This Friday, the theme of the weekly photo sharing event on Twitter is ‘rooftops’. Normally I don’t get the chance to take photos of rooftops, as getting to the top of the nearest man-made structure such as an iron tower in Paris, or a big wheel in London doesn’t really appeal to me. That is not to say that there haven’t been occasions that I have been tempted to get up above the rooftops and others the natural terrain gave me a view of rooftops that appealed to my eye, leading me to to record the view for posterity. When I searched my photo collection I found numerous examples of rooftops. Here are a few of those photos, along with the reason I was looking out over rooftops.
Starting close to home in North Wales; I captured this while walking around Conwy town walls. I was exploring and trying to see how much of the walls remain open to walkers. As it turns out, most of the walls are accessible. This seagull against a backdrop of Conwy Castle caught my eye.

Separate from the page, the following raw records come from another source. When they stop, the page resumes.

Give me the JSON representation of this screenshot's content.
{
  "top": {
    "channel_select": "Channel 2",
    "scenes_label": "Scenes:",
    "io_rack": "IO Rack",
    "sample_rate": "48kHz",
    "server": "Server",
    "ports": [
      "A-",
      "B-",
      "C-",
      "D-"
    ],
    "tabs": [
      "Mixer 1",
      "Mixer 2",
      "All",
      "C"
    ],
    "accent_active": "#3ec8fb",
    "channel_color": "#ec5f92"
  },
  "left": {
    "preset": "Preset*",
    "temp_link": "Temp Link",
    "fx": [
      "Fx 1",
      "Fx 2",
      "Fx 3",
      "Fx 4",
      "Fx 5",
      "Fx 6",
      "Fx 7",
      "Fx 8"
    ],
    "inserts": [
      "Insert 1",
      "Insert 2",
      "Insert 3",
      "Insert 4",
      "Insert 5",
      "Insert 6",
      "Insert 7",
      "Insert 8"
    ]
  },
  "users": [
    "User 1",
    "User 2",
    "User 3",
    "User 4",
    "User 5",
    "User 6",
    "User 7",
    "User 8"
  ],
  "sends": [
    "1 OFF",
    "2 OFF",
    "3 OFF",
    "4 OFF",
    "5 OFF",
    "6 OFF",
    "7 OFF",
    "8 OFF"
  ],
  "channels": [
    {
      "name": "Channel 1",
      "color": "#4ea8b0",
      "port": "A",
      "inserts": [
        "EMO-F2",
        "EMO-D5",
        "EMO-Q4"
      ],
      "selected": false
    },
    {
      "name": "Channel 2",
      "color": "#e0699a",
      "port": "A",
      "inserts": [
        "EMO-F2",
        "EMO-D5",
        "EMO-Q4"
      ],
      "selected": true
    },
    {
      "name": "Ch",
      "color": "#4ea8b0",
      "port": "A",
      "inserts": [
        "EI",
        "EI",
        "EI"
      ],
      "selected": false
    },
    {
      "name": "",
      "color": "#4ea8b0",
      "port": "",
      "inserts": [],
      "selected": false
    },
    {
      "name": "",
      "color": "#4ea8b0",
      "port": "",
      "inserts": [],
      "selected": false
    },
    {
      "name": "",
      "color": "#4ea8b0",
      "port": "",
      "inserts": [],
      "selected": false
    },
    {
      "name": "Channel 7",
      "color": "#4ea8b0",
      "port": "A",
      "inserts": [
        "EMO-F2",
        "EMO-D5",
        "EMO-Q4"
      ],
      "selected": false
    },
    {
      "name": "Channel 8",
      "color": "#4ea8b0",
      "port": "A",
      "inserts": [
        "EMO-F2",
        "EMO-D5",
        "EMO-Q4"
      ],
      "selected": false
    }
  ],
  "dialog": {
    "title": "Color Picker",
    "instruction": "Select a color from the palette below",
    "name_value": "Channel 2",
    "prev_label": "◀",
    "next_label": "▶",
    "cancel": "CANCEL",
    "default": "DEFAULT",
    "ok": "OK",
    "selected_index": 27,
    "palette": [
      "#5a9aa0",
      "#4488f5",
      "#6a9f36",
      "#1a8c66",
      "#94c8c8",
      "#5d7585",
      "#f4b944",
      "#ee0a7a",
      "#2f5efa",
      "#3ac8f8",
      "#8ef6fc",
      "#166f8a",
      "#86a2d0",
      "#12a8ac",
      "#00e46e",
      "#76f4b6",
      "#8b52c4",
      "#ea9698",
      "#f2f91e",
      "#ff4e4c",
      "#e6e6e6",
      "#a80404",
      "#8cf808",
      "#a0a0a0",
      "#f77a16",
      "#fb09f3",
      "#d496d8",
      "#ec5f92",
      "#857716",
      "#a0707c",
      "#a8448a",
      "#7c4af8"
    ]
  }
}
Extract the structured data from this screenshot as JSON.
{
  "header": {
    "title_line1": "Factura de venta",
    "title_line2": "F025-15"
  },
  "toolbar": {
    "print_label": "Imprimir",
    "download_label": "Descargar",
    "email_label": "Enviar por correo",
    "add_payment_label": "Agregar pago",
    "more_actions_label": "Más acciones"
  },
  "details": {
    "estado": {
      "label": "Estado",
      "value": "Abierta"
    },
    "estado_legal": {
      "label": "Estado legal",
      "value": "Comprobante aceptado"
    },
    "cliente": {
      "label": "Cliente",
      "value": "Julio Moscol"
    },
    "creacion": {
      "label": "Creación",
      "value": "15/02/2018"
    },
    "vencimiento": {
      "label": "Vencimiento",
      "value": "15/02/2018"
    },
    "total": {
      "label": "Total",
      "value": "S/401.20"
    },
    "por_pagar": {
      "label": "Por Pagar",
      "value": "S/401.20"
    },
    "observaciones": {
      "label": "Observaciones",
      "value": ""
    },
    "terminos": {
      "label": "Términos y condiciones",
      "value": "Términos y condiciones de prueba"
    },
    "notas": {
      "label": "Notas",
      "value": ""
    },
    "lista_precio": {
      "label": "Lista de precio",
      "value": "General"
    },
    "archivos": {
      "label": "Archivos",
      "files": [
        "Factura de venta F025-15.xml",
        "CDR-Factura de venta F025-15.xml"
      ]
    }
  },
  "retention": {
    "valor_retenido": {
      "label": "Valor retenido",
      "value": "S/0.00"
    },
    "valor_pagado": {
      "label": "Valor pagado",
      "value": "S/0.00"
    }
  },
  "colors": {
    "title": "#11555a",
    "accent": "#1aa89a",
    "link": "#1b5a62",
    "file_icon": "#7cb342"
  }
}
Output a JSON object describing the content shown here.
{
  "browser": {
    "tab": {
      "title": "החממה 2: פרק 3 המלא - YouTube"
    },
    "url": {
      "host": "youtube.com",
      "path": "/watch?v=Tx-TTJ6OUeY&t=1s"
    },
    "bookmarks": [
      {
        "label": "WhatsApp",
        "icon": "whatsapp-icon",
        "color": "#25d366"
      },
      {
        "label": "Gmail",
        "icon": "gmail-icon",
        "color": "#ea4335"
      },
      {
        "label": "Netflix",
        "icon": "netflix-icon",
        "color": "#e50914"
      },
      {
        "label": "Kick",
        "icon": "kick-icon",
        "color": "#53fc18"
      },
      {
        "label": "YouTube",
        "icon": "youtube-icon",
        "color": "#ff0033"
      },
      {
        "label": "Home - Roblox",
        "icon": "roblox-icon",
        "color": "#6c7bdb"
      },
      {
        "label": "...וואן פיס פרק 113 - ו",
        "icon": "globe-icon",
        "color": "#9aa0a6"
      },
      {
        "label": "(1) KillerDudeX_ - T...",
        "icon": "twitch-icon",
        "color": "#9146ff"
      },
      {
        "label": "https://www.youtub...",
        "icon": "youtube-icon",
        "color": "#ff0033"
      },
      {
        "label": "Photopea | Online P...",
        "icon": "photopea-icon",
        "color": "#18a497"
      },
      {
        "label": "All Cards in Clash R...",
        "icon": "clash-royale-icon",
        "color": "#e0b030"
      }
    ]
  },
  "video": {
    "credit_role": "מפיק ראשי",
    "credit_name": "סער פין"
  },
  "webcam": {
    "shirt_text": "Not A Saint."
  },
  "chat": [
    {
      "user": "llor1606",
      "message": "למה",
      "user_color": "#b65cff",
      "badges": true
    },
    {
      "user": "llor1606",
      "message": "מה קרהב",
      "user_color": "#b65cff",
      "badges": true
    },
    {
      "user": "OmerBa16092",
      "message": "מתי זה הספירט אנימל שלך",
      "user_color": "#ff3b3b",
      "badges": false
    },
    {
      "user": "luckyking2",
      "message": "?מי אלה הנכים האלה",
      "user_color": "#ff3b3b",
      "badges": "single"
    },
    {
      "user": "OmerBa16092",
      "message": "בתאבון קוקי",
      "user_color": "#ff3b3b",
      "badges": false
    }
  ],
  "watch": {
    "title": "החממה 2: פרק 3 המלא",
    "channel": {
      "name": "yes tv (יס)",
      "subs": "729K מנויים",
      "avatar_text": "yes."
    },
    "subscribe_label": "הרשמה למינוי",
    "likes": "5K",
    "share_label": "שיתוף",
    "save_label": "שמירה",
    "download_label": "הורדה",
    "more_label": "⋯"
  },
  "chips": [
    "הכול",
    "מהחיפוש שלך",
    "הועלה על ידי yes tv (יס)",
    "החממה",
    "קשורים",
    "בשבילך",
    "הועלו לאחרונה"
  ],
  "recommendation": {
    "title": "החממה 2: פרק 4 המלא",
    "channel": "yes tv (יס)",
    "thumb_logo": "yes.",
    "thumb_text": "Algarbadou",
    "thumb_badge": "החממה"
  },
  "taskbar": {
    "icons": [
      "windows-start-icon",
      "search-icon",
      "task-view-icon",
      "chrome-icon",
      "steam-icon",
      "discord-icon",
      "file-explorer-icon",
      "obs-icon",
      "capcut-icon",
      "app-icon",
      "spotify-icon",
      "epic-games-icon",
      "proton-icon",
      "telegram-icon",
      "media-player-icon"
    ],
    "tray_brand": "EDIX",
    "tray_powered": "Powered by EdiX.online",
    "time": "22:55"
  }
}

Next up, is a view over Manchester Museum towards Salford. I was working on a construction site at the time that was using two tower cranes. After spending the first half of my career underground in the coal mines, I know found myself having the need to climb all sorts of temporary scaffolding structures in the course of my inspections and at first was petrified. I found the solution to my fear was to expose myself to more and more work at height in order to desensitise myself. Climbing tower cranes on a day when an East wind is blowing in from the Pennines, blasting your hands with icy rain, while making the top of the crane sway like the mast of a sailing ship showed me where the term ‘white knuckles’ comes from. The weather the day this was taken was pleasant enough though.
Overseas now to Italy for a classic rooftop view in Florence, Tuscany. I do have some of Paris but from Butte Montmartre not the Eiffel tower. Sadly the light and pollution that day meant washed out, photos. At Florence, we were staying at a in a tent with a real bed on the campsite overlooking the city. The view from the tent was obscured by olive trees but we did get glimpses of the Duomo etc. This is the view on our walk into town.
The next view is from the Torre Guinigi in Lucca, Italy. When I saw the tower with trees on top I could hardly believe my eyes. I just had to climb to the top to see how this feat was achieved. This is the view when I got there.
Now off to Germany. Munich was heavily bombed in World War Two. When it was rebuilt after the war the problem of what to do with all of the rubble arose. A simple solution was adopted. It was all carted out from the city centre and dumped. The result was a massive man-made hill that is now part of the Olympic Park. This is the view from the top towards the city centre. It also affords some breathtaking views over the Olympic Stadia and the BMW factory and HQ.
The Czech Republic has some beautiful roofline vistas. Prague has some excellent vantage points to see the city of spires the castle, and Vitkov Hill are two of the better ones. But as I can’t fit fifty photos in one post. Instead I’m including a view from UNESCO listed Cesky Krumlow. This one captures some of the beauty of the place, but like all travel you have to visit to truly appreciate it.
Sometimes though you don’t
need to climb anywhere to see some stunning rooftop scenery. Telc in the Czech Republic is another UNESCO listed town. The topography of the area is very flat but the rooftops are clearly majestic.
To finish, I leave you two photos featuring rooftops the way I love to see them; with over a metre of snow stacked up on them. The first photo is of the rooftops of Le Tour at Chamonix from last winter. Incredible!
Then finally one showing Avoriaz in the Portes du Soliel area. The buildings are designed to mirror the mountains that surround the resort.